▸ Assigned task
The data below is to be set down exactly.

▸ Source records
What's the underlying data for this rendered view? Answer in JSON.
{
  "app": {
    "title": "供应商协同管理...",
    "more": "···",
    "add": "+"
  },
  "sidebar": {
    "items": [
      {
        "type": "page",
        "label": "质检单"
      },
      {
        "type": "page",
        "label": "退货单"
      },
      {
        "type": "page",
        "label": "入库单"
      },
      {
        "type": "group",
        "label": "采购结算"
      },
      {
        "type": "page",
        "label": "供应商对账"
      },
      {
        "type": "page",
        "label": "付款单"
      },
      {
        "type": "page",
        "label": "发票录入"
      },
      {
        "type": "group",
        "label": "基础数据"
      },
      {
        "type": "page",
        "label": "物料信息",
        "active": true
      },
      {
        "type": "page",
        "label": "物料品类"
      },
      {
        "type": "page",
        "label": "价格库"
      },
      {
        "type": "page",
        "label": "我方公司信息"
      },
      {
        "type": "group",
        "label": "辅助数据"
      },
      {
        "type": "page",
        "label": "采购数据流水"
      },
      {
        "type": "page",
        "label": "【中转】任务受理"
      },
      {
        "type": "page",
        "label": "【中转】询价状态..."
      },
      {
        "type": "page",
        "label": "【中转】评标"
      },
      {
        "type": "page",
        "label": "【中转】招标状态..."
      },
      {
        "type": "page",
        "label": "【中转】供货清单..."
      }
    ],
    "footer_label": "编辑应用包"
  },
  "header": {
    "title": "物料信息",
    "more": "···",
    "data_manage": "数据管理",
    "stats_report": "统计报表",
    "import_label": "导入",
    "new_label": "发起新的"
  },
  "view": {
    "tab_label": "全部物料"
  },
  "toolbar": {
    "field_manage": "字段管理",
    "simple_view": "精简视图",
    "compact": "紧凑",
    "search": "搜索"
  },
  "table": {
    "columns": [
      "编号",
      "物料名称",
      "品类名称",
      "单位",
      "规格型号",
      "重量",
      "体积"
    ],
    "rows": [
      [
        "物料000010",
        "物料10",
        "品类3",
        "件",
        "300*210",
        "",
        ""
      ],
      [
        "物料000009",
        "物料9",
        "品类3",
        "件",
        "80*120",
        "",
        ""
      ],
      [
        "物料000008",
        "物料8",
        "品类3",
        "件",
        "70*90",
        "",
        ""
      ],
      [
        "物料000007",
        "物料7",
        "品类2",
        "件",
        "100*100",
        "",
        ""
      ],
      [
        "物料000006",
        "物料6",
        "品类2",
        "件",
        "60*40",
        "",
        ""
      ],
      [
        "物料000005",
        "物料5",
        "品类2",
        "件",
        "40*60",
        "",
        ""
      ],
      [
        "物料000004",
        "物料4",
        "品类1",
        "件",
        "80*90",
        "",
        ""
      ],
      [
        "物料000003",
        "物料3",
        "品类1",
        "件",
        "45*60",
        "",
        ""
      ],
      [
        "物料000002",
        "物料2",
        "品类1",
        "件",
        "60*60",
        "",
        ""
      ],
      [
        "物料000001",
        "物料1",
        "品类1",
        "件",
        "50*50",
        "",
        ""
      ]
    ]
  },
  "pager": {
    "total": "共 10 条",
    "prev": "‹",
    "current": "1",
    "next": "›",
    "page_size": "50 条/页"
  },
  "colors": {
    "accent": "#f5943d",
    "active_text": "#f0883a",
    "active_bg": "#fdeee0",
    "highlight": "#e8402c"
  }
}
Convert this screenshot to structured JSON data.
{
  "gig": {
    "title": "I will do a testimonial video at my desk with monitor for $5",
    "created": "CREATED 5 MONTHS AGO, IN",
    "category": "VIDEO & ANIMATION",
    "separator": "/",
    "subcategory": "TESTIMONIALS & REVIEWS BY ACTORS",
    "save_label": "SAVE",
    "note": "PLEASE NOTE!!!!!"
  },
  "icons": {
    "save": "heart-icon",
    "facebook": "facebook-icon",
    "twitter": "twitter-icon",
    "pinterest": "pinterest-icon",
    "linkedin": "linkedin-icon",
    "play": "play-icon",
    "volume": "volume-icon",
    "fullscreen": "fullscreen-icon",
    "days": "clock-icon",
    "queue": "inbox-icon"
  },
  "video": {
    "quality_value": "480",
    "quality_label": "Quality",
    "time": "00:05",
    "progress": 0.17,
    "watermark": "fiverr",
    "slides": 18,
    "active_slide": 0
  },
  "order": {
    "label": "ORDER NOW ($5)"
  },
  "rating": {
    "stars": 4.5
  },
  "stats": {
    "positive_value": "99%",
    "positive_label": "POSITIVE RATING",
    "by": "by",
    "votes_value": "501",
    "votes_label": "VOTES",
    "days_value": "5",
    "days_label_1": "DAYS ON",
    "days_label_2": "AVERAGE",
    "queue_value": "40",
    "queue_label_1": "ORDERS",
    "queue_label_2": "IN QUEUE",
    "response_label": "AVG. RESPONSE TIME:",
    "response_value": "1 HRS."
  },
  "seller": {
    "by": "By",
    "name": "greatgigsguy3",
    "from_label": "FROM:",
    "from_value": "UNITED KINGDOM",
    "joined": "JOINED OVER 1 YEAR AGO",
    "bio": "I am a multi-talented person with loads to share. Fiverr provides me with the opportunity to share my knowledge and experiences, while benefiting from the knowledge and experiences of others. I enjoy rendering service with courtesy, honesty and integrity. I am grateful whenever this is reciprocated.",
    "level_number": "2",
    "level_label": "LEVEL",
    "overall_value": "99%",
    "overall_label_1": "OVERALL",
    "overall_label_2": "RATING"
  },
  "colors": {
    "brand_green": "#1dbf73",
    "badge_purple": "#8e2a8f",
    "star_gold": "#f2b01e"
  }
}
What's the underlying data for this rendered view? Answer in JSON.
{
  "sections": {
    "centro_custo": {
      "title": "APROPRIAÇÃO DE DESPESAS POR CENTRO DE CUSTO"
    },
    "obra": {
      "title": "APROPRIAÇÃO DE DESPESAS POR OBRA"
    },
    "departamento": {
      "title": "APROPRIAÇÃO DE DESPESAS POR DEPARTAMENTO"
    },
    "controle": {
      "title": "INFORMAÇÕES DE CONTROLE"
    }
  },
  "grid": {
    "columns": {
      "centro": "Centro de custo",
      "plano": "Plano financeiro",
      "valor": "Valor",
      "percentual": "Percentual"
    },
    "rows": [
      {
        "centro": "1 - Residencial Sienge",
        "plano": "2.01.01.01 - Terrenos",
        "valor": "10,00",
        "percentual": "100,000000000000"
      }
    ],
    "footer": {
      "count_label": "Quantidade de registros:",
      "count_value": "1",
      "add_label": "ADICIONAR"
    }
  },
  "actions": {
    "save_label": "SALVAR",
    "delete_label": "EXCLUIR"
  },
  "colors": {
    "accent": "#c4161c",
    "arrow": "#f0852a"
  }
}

▸ Your solution
What's the underlying data for this rendered view? Answer in JSON.
{
  "app": {
    "title": "供应商协同管理...",
    "more": "···",
    "add": "+"
  },
  "sidebar": {
    "items": [
      {
        "type": "page",
        "label": "质检单"
      },
      {
        "type": "page",
        "label": "退货单"
      },
      {
        "type": "page",
        "label": "入库单"
      },
      {
        "type": "group",
        "label": "采购结算"
      },
      {
        "type": "page",
        "label": "供应商对账"
      },
      {
        "type": "page",
        "label": "付款单"
      },
      {
        "type": "page",
        "label": "发票录入"
      },
      {
        "type": "group",
        "label": "基础数据"
      },
      {
        "type": "page",
        "label": "物料信息",
        "active": true
      },
      {
        "type": "page",
        "label": "物料品类"
      },
      {
        "type": "page",
        "label": "价格库"
      },
      {
        "type": "page",
        "label": "我方公司信息"
      },
      {
        "type": "group",
        "label": "辅助数据"
      },
      {
        "type": "page",
        "label": "采购数据流水"
      },
      {
        "type": "page",
        "label": "【中转】任务受理"
      },
      {
        "type": "page",
        "label": "【中转】询价状态..."
      },
      {
        "type": "page",
        "label": "【中转】评标"
      },
      {
        "type": "page",
        "label": "【中转】招标状态..."
      },
      {
        "type": "page",
        "label": "【中转】供货清单..."
      }
    ],
    "footer_label": "编辑应用包"
  },
  "header": {
    "title": "物料信息",
    "more": "···",
    "data_manage": "数据管理",
    "stats_report": "统计报表",
    "import_label": "导入",
    "new_label": "发起新的"
  },
  "view": {
    "tab_label": "全部物料"
  },
  "toolbar": {
    "field_manage": "字段管理",
    "simple_view": "精简视图",
    "compact": "紧凑",
    "search": "搜索"
  },
  "table": {
    "columns": [
      "编号",
      "物料名称",
      "品类名称",
      "单位",
      "规格型号",
      "重量",
      "体积"
    ],
    "rows": [
      [
        "物料000010",
        "物料10",
        "品类3",
        "件",
        "300*210",
        "",
        ""
      ],
      [
        "物料000009",
        "物料9",
        "品类3",
        "件",
        "80*120",
        "",
        ""
      ],
      [
        "物料000008",
        "物料8",
        "品类3",
        "件",
        "70*90",
        "",
        ""
      ],
      [
        "物料000007",
        "物料7",
        "品类2",
        "件",
        "100*100",
        "",
        ""
      ],
      [
        "物料000006",
        "物料6",
        "品类2",
        "件",
        "60*40",
        "",
        ""
      ],
      [
        "物料000005",
        "物料5",
        "品类2",
        "件",
        "40*60",
        "",
        ""
      ],
      [
        "物料000004",
        "物料4",
        "品类1",
        "件",
        "80*90",
        "",
        ""
      ],
      [
        "物料000003",
        "物料3",
        "品类1",
        "件",
        "45*60",
        "",
        ""
      ],
      [
        "物料000002",
        "物料2",
        "品类1",
        "件",
        "60*60",
        "",
        ""
      ],
      [
        "物料000001",
        "物料1",
        "品类1",
        "件",
        "50*50",
        "",
        ""
      ]
    ]
  },
  "pager": {
    "total": "共 10 条",
    "prev": "‹",
    "current": "1",
    "next": "›",
    "page_size": "50 条/页"
  },
  "colors": {
    "accent": "#f5943d",
    "active_text": "#f0883a",
    "active_bg": "#fdeee0",
    "highlight": "#e8402c"
  }
}
Convert this screenshot to structured JSON data.
{
  "gig": {
    "title": "I will do a testimonial video at my desk with monitor for $5",
    "created": "CREATED 5 MONTHS AGO, IN",
    "category": "VIDEO & ANIMATION",
    "separator": "/",
    "subcategory": "TESTIMONIALS & REVIEWS BY ACTORS",
    "save_label": "SAVE",
    "note": "PLEASE NOTE!!!!!"
  },
  "icons": {
    "save": "heart-icon",
    "facebook": "facebook-icon",
    "twitter": "twitter-icon",
    "pinterest": "pinterest-icon",
    "linkedin": "linkedin-icon",
    "play": "play-icon",
    "volume": "volume-icon",
    "fullscreen": "fullscreen-icon",
    "days": "clock-icon",
    "queue": "inbox-icon"
  },
  "video": {
    "quality_value": "480",
    "quality_label": "Quality",
    "time": "00:05",
    "progress": 0.17,
    "watermark": "fiverr",
    "slides": 18,
    "active_slide": 0
  },
  "order": {
    "label": "ORDER NOW ($5)"
  },
  "rating": {
    "stars": 4.5
  },
  "stats": {
    "positive_value": "99%",
    "positive_label": "POSITIVE RATING",
    "by": "by",
    "votes_value": "501",
    "votes_label": "VOTES",
    "days_value": "5",
    "days_label_1": "DAYS ON",
    "days_label_2": "AVERAGE",
    "queue_value": "40",
    "queue_label_1": "ORDERS",
    "queue_label_2": "IN QUEUE",
    "response_label": "AVG. RESPONSE TIME:",
    "response_value": "1 HRS."
  },
  "seller": {
    "by": "By",
    "name": "greatgigsguy3",
    "from_label": "FROM:",
    "from_value": "UNITED KINGDOM",
    "joined": "JOINED OVER 1 YEAR AGO",
    "bio": "I am a multi-talented person with loads to share. Fiverr provides me with the opportunity to share my knowledge and experiences, while benefiting from the knowledge and experiences of others. I enjoy rendering service with courtesy, honesty and integrity. I am grateful whenever this is reciprocated.",
    "level_number": "2",
    "level_label": "LEVEL",
    "overall_value": "99%",
    "overall_label_1": "OVERALL",
    "overall_label_2": "RATING"
  },
  "colors": {
    "brand_green": "#1dbf73",
    "badge_purple": "#8e2a8f",
    "star_gold": "#f2b01e"
  }
}
What's the underlying data for this rendered view? Answer in JSON.
{
  "sections": {
    "centro_custo": {
      "title": "APROPRIAÇÃO DE DESPESAS POR CENTRO DE CUSTO"
    },
    "obra": {
      "title": "APROPRIAÇÃO DE DESPESAS POR OBRA"
    },
    "departamento": {
      "title": "APROPRIAÇÃO DE DESPESAS POR DEPARTAMENTO"
    },
    "controle": {
      "title": "INFORMAÇÕES DE CONTROLE"
    }
  },
  "grid": {
    "columns": {
      "centro": "Centro de custo",
      "plano": "Plano financeiro",
      "valor": "Valor",
      "percentual": "Percentual"
    },
    "rows": [
      {
        "centro": "1 - Residencial Sienge",
        "plano": "2.01.01.01 - Terrenos",
        "valor": "10,00",
        "percentual": "100,000000000000"
      }
    ],
    "footer": {
      "count_label": "Quantidade de registros:",
      "count_value": "1",
      "add_label": "ADICIONAR"
    }
  },
  "actions": {
    "save_label": "SALVAR",
    "delete_label": "EXCLUIR"
  },
  "colors": {
    "accent": "#c4161c",
    "arrow": "#f0852a"
  }
}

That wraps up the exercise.